The reason our mothers told us those things was to get us to eat foods we wouldn't otherwise have put within three feet of our mouths. Unless, of course, your mouth was near the trash can, toilet, or that plant in the dining room which mysteriously kept dying. How else could she have gotten us to choke down tuna casserole other than by telling us fish was brain food, which turns out to be correct as long as you don't mind a bit of mercury lurking in your gray matter. But along with jeans styles, platform shoes, and Cooper-Mins, things have changed. Okay, bad examples. At least now we're being told there are health benefits for foods we actually like. You know, like chocolate.
For years the word was that chocolate was bad for us, causing acne, cavities, tight pants and sagging floor joists. Now scientists at the University of Cologne (motto: "Is that Old Spice or did you use the sewer to get to class?") are claiming that eating dark chocolate can lower your blood pressure. It's true. Apparently it has lots of polyphenol, which is the same substance that makes red wine good for you. Now if they can only figure out a way for us to ingest it that won't make us drunk, fat or hung over in the morning we could all have blood pressure that's lower than Gray Davis' popularity rating, if you can imagine such a thing.
This isn't chocolate's only health benefit. Aside from being nature's Midol, a study performed a few years back at Harvard University (motto: "Like Stanford with snow") showed that men who ate three chocolate bars a month lived nearly a year longer than those who didn't. And enjoyed that year a hell of a lot more. But it's not necessary to ingest chocolate to get the benefits -- you can smear it all over yourself. Or for increased benefits, get someone else to smear it on you. Hopefully for free.
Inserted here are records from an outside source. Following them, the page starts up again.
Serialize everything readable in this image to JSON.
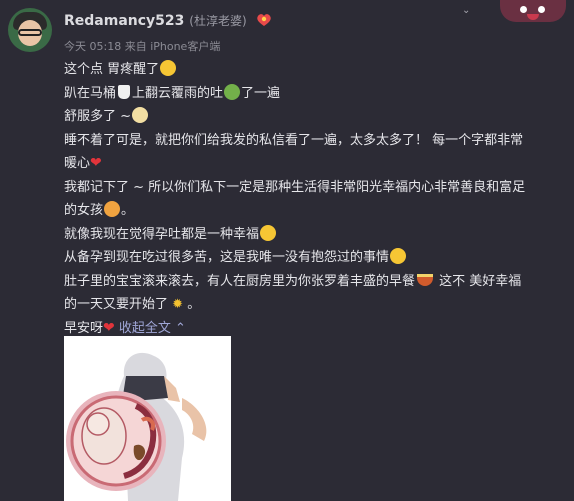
{
  "user": {
    "name": "Redamancy523",
    "note": "(杜淳老婆)",
    "badge_icon": "vip-badge-icon"
  },
  "meta": {
    "time": "今天 05:18",
    "source": "来自 iPhone客户端"
  },
  "post": {
    "l1": "这个点 胃疼醒了",
    "l2a": "趴在马桶",
    "l2b": "上翻云覆雨的吐",
    "l2c": "了一遍",
    "l3": "舒服多了 ~",
    "l4a": "睡不着了可是，就把你们给我发的私信看了一遍，太多太多了！ 每一个字都非常",
    "l4b": "暖心",
    "l5a": "我都记下了 ~ 所以你们私下一定是那种生活得非常阳光幸福内心非常善良和富足",
    "l5b": "的女孩",
    "l5c": "。",
    "l6": "就像我现在觉得孕吐都是一种幸福",
    "l7": "从备孕到现在吃过很多苦，这是我唯一没有抱怨过的事情",
    "l8a": "肚子里的宝宝滚来滚去，有人在厨房里为你张罗着丰盛的早餐",
    "l8b": " 这不 美好幸福",
    "l9a": "的一天又要开始了",
    "l9b": "。",
    "l10": "早安呀",
    "collapse": "收起全文",
    "collapse_arrow": "⌃"
  },
  "icons": {
    "heart": "❤",
    "sun": "✹",
    "menu": "⌄"
  },
  "colors": {
    "background": "#2c2b35",
    "text": "#e6e6ea",
    "link": "#9fa6d6",
    "heart": "#e2343b"
  }
}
You guessed it, people around the country are paying good money to have their bodies coated with chocolate, and they don't have to advertise in the Wild Life personal ads to do it. All you have to do is find a salon which offers chocolate massages, chocolate facials, and a chocolate body rub, which many of them do these days. They claim chocolate's built-in antioxidants help protect the skin from free radicals, which are a real problem since Osama bin Laden and his cohorts are still on the loose. That's not all, they also say chocolate protects the skin from pollution, sun damage, and alcohol consumption caused by drinking too much red wine in the hopes of lowering your blood pressure. And you thought chocolate just tasted good.
You can get many of these same benefits if you do this at home. Well, as long as your partner doesn't lick the chocolate off before it can do its thing, though that certainly has its own set of benefits. You can buy chocolate soap, chocolate massage oil, chocolate lip balm, and even Celluli-Choc, a chocolate-based skin cream the manufacturer claims will get rid of the cellulite you got from eating chocolate when you should have been applying it.
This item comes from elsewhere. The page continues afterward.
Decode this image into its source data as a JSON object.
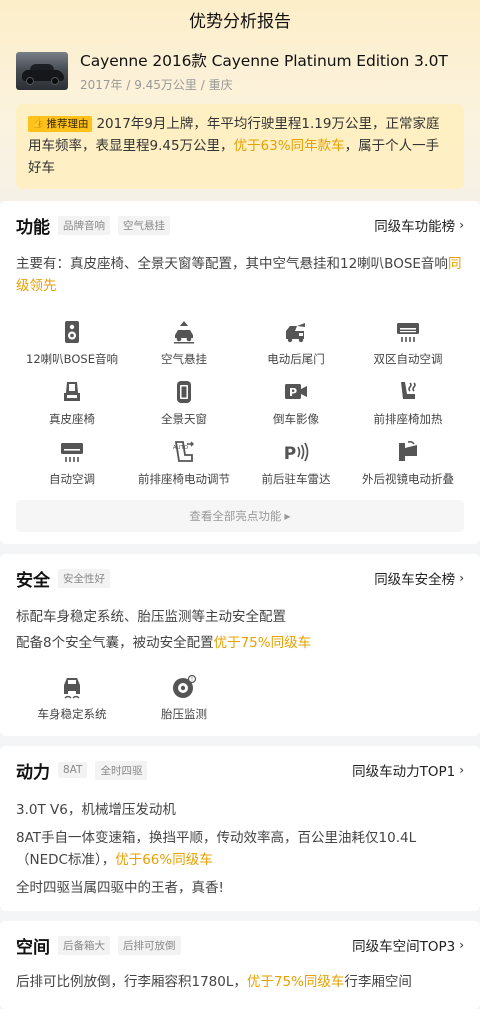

But that's not all. Chocolate has another benefit -- it contains caffeine. While there's not enough to keep you awake when you need to cram for that test, finish your taxes, or can't bear the idea of missing any of the all-night Cop Rock marathon on TV, it might stop you from getting cancer. A study done at Rutgers University (motto: "Smells worse than Cologne but has less snow than Harvard") found that a lotion which contained caffeine kept people's feet from falling asleep. Just kidding. Actually they found that the mice which used it had fewer incidences of skin cancer. Yes, even the ones who held silly silver reflectors under their chins while basking in the sun.
The problem is, it turns out that caffeine isn't the only thing that protects us from skin cancer, so do wrinkles. A study at the University of Manchester in England (motto: "What do we know? We haven't seen the sun in three years.") found that people with heavily wrinkled faces were 90% less likely to develop skin cancer. Thus, if wrinkles protect against cancer, and chocolate prevents wrinkles, then maybe that chocolate facial really isn't such a good idea. On the other hand, if the caffeine in chocolate cuts the risk of skin cancer, with luck it balances things out. Life was so much simpler when all we did was eat the stuff.
More Mad Dog can be found online at: www.maddogproductions.com. His compilation of humorous travel columns, "If It's Such a Small World Then Why Have I Been Sitting on This Airplane For Twelve Hours?" is available from Xlibris Corporation. Email: firstname.lastname@example.org.